------ Data
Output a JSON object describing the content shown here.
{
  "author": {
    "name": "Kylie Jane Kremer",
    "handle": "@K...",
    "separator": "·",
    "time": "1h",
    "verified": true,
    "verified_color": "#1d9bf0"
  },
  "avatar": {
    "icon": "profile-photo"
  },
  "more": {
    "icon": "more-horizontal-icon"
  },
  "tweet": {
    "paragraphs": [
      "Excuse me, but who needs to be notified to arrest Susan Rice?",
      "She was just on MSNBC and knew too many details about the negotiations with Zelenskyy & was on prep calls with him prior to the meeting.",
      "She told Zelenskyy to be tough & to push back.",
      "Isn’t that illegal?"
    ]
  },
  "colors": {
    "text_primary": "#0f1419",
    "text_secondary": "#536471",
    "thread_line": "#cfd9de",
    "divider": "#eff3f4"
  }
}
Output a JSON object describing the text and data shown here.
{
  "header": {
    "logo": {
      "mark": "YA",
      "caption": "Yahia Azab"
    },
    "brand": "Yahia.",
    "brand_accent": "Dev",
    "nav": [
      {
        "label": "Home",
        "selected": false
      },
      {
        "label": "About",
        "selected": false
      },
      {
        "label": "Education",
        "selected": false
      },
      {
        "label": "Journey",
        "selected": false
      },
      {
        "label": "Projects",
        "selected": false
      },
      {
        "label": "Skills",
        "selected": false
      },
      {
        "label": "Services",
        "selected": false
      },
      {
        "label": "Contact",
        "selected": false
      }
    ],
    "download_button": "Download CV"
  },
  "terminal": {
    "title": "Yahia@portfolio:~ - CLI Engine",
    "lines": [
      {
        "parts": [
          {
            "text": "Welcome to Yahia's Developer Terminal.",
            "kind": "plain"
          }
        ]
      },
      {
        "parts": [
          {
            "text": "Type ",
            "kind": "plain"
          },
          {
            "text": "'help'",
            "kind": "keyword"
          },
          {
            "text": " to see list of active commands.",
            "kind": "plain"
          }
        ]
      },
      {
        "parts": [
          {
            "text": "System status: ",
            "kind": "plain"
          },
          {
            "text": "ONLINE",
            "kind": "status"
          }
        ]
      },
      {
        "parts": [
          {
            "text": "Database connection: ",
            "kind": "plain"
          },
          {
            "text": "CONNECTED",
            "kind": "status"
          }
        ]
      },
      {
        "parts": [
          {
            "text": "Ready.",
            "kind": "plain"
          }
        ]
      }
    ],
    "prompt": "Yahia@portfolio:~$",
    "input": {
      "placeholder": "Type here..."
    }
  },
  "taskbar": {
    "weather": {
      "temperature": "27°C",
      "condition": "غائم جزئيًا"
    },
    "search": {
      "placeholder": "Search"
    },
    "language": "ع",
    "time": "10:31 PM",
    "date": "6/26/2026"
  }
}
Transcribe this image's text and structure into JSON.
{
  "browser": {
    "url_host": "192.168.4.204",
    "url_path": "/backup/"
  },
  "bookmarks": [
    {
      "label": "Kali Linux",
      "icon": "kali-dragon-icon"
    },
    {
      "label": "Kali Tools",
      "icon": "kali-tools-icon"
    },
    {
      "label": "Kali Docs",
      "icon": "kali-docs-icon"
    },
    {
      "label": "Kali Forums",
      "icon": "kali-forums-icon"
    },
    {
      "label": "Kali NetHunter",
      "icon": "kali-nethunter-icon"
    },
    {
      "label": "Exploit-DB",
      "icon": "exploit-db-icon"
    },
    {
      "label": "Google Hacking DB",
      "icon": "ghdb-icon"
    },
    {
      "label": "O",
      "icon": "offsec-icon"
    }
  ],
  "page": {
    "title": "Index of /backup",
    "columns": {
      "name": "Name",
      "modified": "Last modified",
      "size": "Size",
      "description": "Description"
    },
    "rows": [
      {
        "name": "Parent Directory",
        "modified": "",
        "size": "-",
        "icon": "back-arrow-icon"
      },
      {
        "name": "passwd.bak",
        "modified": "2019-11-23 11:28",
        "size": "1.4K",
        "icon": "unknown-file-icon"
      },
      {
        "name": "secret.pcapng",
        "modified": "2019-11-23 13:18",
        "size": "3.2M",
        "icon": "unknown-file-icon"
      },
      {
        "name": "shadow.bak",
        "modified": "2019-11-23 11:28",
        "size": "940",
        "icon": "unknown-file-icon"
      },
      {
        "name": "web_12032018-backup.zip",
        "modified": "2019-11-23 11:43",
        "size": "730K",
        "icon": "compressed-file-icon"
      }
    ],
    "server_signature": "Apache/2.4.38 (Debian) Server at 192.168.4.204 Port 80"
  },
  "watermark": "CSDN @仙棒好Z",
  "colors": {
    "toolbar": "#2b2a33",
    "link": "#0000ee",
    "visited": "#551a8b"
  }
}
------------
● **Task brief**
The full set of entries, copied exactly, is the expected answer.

● **Task result**
Output a JSON object describing the content shown here.
{
  "author": {
    "name": "Kylie Jane Kremer",
    "handle": "@K...",
    "separator": "·",
    "time": "1h",
    "verified": true,
    "verified_color": "#1d9bf0"
  },
  "avatar": {
    "icon": "profile-photo"
  },
  "more": {
    "icon": "more-horizontal-icon"
  },
  "tweet": {
    "paragraphs": [
      "Excuse me, but who needs to be notified to arrest Susan Rice?",
      "She was just on MSNBC and knew too many details about the negotiations with Zelenskyy & was on prep calls with him prior to the meeting.",
      "She told Zelenskyy to be tough & to push back.",
      "Isn’t that illegal?"
    ]
  },
  "colors": {
    "text_primary": "#0f1419",
    "text_secondary": "#536471",
    "thread_line": "#cfd9de",
    "divider": "#eff3f4"
  }
}
Output a JSON object describing the text and data shown here.
{
  "header": {
    "logo": {
      "mark": "YA",
      "caption": "Yahia Azab"
    },
    "brand": "Yahia.",
    "brand_accent": "Dev",
    "nav": [
      {
        "label": "Home",
        "selected": false
      },
      {
        "label": "About",
        "selected": false
      },
      {
        "label": "Education",
        "selected": false
      },
      {
        "label": "Journey",
        "selected": false
      },
      {
        "label": "Projects",
        "selected": false
      },
      {
        "label": "Skills",
        "selected": false
      },
      {
        "label": "Services",
        "selected": false
      },
      {
        "label": "Contact",
        "selected": false
      }
    ],
    "download_button": "Download CV"
  },
  "terminal": {
    "title": "Yahia@portfolio:~ - CLI Engine",
    "lines": [
      {
        "parts": [
          {
            "text": "Welcome to Yahia's Developer Terminal.",
            "kind": "plain"
          }
        ]
      },
      {
        "parts": [
          {
            "text": "Type ",
            "kind": "plain"
          },
          {
            "text": "'help'",
            "kind": "keyword"
          },
          {
            "text": " to see list of active commands.",
            "kind": "plain"
          }
        ]
      },
      {
        "parts": [
          {
            "text": "System status: ",
            "kind": "plain"
          },
          {
            "text": "ONLINE",
            "kind": "status"
          }
        ]
      },
      {
        "parts": [
          {
            "text": "Database connection: ",
            "kind": "plain"
          },
          {
            "text": "CONNECTED",
            "kind": "status"
          }
        ]
      },
      {
        "parts": [
          {
            "text": "Ready.",
            "kind": "plain"
          }
        ]
      }
    ],
    "prompt": "Yahia@portfolio:~$",
    "input": {
      "placeholder": "Type here..."
    }
  },
  "taskbar": {
    "weather": {
      "temperature": "27°C",
      "condition": "غائم جزئيًا"
    },
    "search": {
      "placeholder": "Search"
    },
    "language": "ع",
    "time": "10:31 PM",
    "date": "6/26/2026"
  }
}
Transcribe this image's text and structure into JSON.
{
  "browser": {
    "url_host": "192.168.4.204",
    "url_path": "/backup/"
  },
  "bookmarks": [
    {
      "label": "Kali Linux",
      "icon": "kali-dragon-icon"
    },
    {
      "label": "Kali Tools",
      "icon": "kali-tools-icon"
    },
    {
      "label": "Kali Docs",
      "icon": "kali-docs-icon"
    },
    {
      "label": "Kali Forums",
      "icon": "kali-forums-icon"
    },
    {
      "label": "Kali NetHunter",
      "icon": "kali-nethunter-icon"
    },
    {
      "label": "Exploit-DB",
      "icon": "exploit-db-icon"
    },
    {
      "label": "Google Hacking DB",
      "icon": "ghdb-icon"
    },
    {
      "label": "O",
      "icon": "offsec-icon"
    }
  ],
  "page": {
    "title": "Index of /backup",
    "columns": {
      "name": "Name",
      "modified": "Last modified",
      "size": "Size",
      "description": "Description"
    },
    "rows": [
      {
        "name": "Parent Directory",
        "modified": "",
        "size": "-",
        "icon": "back-arrow-icon"
      },
      {
        "name": "passwd.bak",
        "modified": "2019-11-23 11:28",
        "size": "1.4K",
        "icon": "unknown-file-icon"
      },
      {
        "name": "secret.pcapng",
        "modified": "2019-11-23 13:18",
        "size": "3.2M",
        "icon": "unknown-file-icon"
      },
      {
        "name": "shadow.bak",
        "modified": "2019-11-23 11:28",
        "size": "940",
        "icon": "unknown-file-icon"
      },
      {
        "name": "web_12032018-backup.zip",
        "modified": "2019-11-23 11:43",
        "size": "730K",
        "icon": "compressed-file-icon"
      }
    ],
    "server_signature": "Apache/2.4.38 (Debian) Server at 192.168.4.204 Port 80"
  },
  "watermark": "CSDN @仙棒好Z",
  "colors": {
    "toolbar": "#2b2a33",
    "link": "#0000ee",
    "visited": "#551a8b"
  }
}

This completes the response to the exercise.